The 15/3 credit card payment hack is a credit optimization strategy that involves making two credit card payments per month. You make one payment 15 days before your statement date and a second one three days before it (hence the name).
You have the right to make a credit card payment at any time. ... Once your billing cycle closes, there is usually a grace period of 21 days or more until your due date, during which you can pay off your purchases without incurring interest. You're completely allowed to use your credit card during the grace period.
A 24% APR on a credit card is another way of saying that the interest you're charged over 12 months is equal to roughly 24% of your balance. For example, if the APR is 24% and you carry a $1,000 balance for a year, you would owe around $236.71 in interest by the end of that year.
The simplest way to make this calculation is to divide $10,000 by 12. This would mean you need to pay $833 per month to have contributed your goal amount to your debt pay-off plan. This number, though, doesn't factor in the interest on your debt.
Pay Down Debt Strategically
Since the FICO score also looks at each card's ratio, you can bump up your score by paying down the card with the higher balance. In the example above, pay down the balance on Card A to about $1,500 and your new ratio for Card A is 25% (1,500/6,000 = . 25). Much better!
The debt avalanche method involves making minimum payments on all debt, then using any extra funds to pay off the debt with the highest interest rate. The debt snowball method involves making minimum payments on all debt, then paying off the smallest debts first before moving on to bigger ones.

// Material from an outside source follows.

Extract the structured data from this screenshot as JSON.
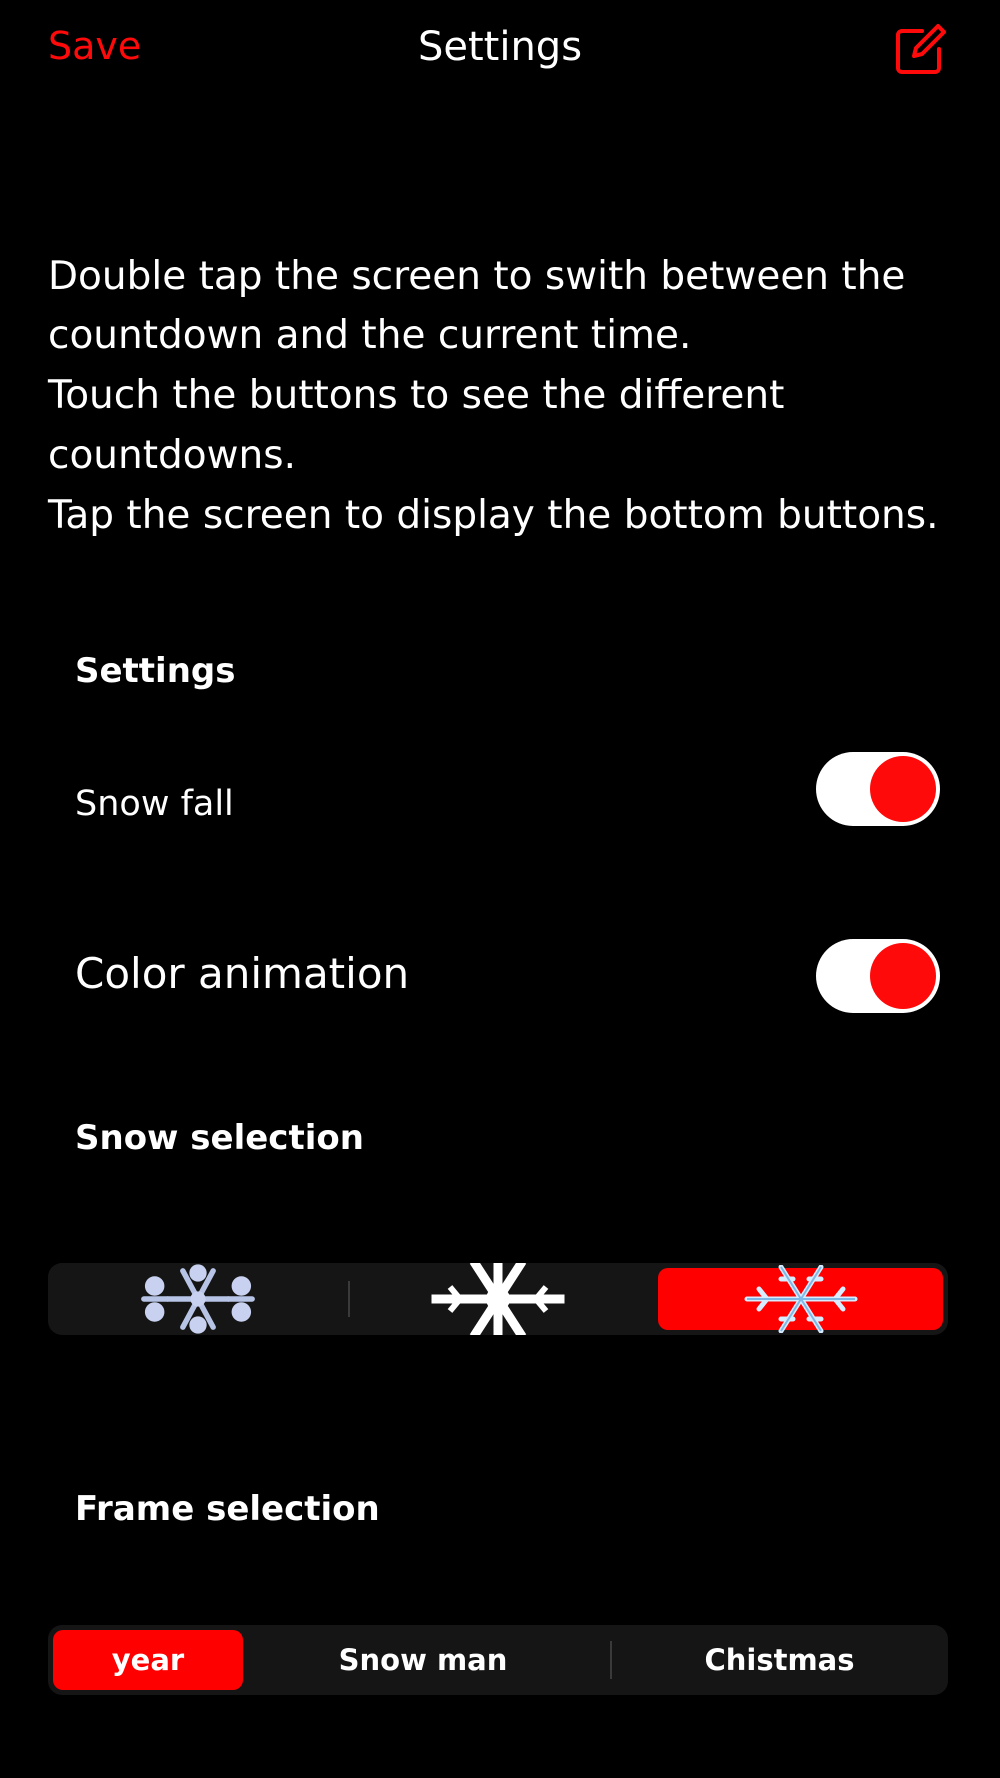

You can pay less than the full amount owed if you negotiate with a lender to settle the debt. Debt settlement companies offer the option to settle debt on your behalf for a fee, but there are many drawbacks to this process, including shattered credit and high fees.